MORAN, KIERAN1; McNAMARA, BRIAN2; LUO, JIN2,3

Medicine & Science in Sports & Exercise: March 2007 - Volume 39 - Issue 3 - pp 526-533
doi: 10.1249/mss.0b013e31802d11a7
APPLIED SCIENCES: Biodynamics

Purpose: To examine (i) the acute effect of direct vibration on neuromuscular performance with a maximal-effort dynamic resistance exercise and (ii) the acute residual effect of direct vibration training both with and without the resistance exercise.

Methods: Fourteen subjects were exposed to four training conditions in random order: exercise with vibration (E + V); exercise with sham vibration (E + SV); no exercise with vibration (NE + V); and no exercise with sham vibration (NE + SV). The exercise comprised three sets of maximal-effort bicep curls with a load of 70% 1RM. A portable vibrator was strapped onto the skin over the bicep tendon to apply vibration with an amplitude and frequency of 1.2 mm and 65 Hz. Elbow joint angle and bicep EMG were measured both during training and in pre- and posttraining tests. Angular velocity, moment, power, and bicep root mean squared value of EMG (EMGrms) and mean power frequency of EMG (EMGmpf) were determined for the concentric phase. Interday reliability ranged from 0.69 to 0.99.

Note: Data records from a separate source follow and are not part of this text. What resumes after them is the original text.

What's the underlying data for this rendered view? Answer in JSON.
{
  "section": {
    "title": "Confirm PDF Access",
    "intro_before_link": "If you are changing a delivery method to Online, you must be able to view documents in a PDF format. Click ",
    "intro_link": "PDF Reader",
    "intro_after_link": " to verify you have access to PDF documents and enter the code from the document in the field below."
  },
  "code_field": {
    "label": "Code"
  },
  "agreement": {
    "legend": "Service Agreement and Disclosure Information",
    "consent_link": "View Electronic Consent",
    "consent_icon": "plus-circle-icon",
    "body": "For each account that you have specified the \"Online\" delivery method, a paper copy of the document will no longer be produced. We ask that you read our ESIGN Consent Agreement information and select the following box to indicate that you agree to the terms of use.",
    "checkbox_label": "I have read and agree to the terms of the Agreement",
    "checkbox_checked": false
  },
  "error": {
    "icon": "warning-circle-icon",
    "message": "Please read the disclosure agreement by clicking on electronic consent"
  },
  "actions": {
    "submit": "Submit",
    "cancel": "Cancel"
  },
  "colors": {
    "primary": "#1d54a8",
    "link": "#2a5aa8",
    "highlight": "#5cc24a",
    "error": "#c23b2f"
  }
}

Results: During training (acute effect) vibration did not enhance mean angular velocity (1.5 vs 1.5 rad·s−1, P = 0.86), peak angular velocity (2.7 vs 2.7 rad·s−1, P = 0.90), mean moment (27.3 vs 27.4 N·m, P = 0.83), peak moment (39.8 vs 39.4 N·m, P = 0.53), mean power (40.3 vs 41.1 W, P = 0.72), peak power (91.9 vs 90.2 W, P = 0.77), or bicep EMGrms (73.9 vs 71.9, P = 0.78). Similarly, after training (acute residual effect) there was no enhancement from vibration in the mechanical and EMG output when the muscle was trained or was rested (P > 0.05).

Conclusion: These findings suggest that direct vibration, with an amplitude of 1.2 mm and frequency of 65 Hz, applied to the bicep muscle tendon, does not enhance neuromuscular performance in maximal-effort contractions during or immediately after training.

1School of Health and Human Performance and 2School of Mechanical and Manufacturing Engineering, Dublin City University, Dublin, IRELAND; and 3Department of Anatomy, University of Bristol, Southwell Street, Bristol, UNITED KINGDOM

Address for correspondence: Kieran Moran, Ph.D., School of Health and Human Performance, Dublin City University, Collins Avenue, Dublin 9, Ireland; E-mail: Kieran.Moran@dcu.ie.

Submitted for publication June 2006.

Accepted for publication October 2006.

©2007The American College of Sports Medicine